The editorial categories are research topics that have guided researchers during the recovery phase and continue to be the impetus behind the Documents Project’s digital archive and the Critical Documents book series. Developed by the project’s Editorial Board, each of the teams analyzed this framework and adapted it to their local contexts in developing their research objectives and work plans during the Recovery Phase. Learn more on the Editorial Framework page.

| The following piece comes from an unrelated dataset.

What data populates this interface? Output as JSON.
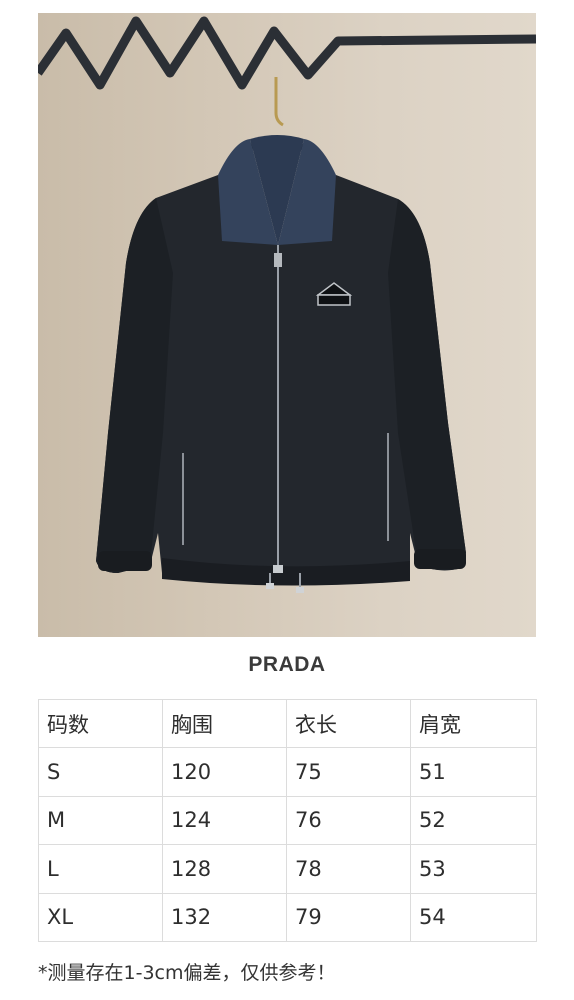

This document pertains to the Reglamento del II Certamen Nacional de Investigaciones Visuales [Regulations for the Second National Visual Arts Research Competition] (Buenos Aires, Argentina) for the year 1971. It stipulates the rules governing the submission and acceptance of works, the conduct of the selection and awards juries, the system for acceptance of awards, as well as the general procedures. It also records that the following individuals served as jury members: Gyula Kosice, Eduardo Rodríguez, Osvaldo Romberg, Luis Felipe Noé, and Alejandro Puente. The follwing artists received awards: Horacio Coll (Second Prize), Alberto Heredia (Third Prize), Enrique Romano (Honorable Mention), Jacques Bedel (Honorable Mention), Agustín Barbalace (Honorable Mention), and Leonardo Moro (Foreigner’s Award).
The Salón Nacional de Artes Plásticas [National Salon for the Visual Arts] of Argentina was founded in 1911; its regulations varied over time, depending on the needs of the moment. The Salón Nacional for the years 1968 and 1969 included a section called “Visual Arts Research.” The category sought to include the new formats of experimental art (kinetic objects, Pop art, and the like). In 1970 and 1971, it led to the implementation of Certamen Anual de Investigaciones Visuales.
The Certamen Nacional de Investigaciones Visuales—which was held during the de facto government of General Alejandro Agustín Lanusse (1971–73)—resulted in the censorship of the artworks that had won the Grand Prize and the First Prize. By means of Executive Order 5696/71, the authorities excluded those prize-winning works from the exhibition, stating they were “not accepted” due to their “manifest ideological intent.” Thus they declared the grand and first prizes awarded by the jury null and void. These deeds fostered the repudiation of artists as well as some cultural organizations, and gave rise to various legal actions.
This article was selected because it documents the different circumstances upon which the artists would base their demand for adherence to the Reglamento’s stipulations. In other words, they demanded that the clause (added in 1966) that prevented the treatment of “themes detrimental to the principles of Argentinean cultural tradition” not be included; and that November 12 serve as the day of inauguration as well as the recognition of the Nómina de Autores Premiados [List of Artists Awarded Prizes]—and that the decision to declare the first two prizes, which had been legally selected by the jury, “null and void” be disregarded.